### TASK ITEM
Print out every record below, exactly as written.

** SOURCE RECORDS follows **

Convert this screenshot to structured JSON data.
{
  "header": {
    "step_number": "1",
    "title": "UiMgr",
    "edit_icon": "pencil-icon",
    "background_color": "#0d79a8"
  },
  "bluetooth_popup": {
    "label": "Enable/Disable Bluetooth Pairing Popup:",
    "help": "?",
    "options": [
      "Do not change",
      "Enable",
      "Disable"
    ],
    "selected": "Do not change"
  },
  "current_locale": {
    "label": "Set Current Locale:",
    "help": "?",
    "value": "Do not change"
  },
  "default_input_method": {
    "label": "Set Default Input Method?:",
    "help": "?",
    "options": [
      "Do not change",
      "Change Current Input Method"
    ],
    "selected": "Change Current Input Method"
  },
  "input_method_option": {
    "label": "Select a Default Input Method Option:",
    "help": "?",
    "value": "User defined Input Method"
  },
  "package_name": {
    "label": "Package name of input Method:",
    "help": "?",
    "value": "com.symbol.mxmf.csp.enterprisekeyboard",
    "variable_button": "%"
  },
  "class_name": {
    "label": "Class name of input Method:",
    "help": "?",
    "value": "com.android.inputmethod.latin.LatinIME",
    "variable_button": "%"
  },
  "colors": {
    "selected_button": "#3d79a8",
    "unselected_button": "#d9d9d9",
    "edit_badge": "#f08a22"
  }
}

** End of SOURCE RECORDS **

### WRITTEN RESPONSE
Convert this screenshot to structured JSON data.
{
  "header": {
    "step_number": "1",
    "title": "UiMgr",
    "edit_icon": "pencil-icon",
    "background_color": "#0d79a8"
  },
  "bluetooth_popup": {
    "label": "Enable/Disable Bluetooth Pairing Popup:",
    "help": "?",
    "options": [
      "Do not change",
      "Enable",
      "Disable"
    ],
    "selected": "Do not change"
  },
  "current_locale": {
    "label": "Set Current Locale:",
    "help": "?",
    "value": "Do not change"
  },
  "default_input_method": {
    "label": "Set Default Input Method?:",
    "help": "?",
    "options": [
      "Do not change",
      "Change Current Input Method"
    ],
    "selected": "Change Current Input Method"
  },
  "input_method_option": {
    "label": "Select a Default Input Method Option:",
    "help": "?",
    "value": "User defined Input Method"
  },
  "package_name": {
    "label": "Package name of input Method:",
    "help": "?",
    "value": "com.symbol.mxmf.csp.enterprisekeyboard",
    "variable_button": "%"
  },
  "class_name": {
    "label": "Class name of input Method:",
    "help": "?",
    "value": "com.android.inputmethod.latin.LatinIME",
    "variable_button": "%"
  },
  "colors": {
    "selected_button": "#3d79a8",
    "unselected_button": "#d9d9d9",
    "edit_badge": "#f08a22"
  }
}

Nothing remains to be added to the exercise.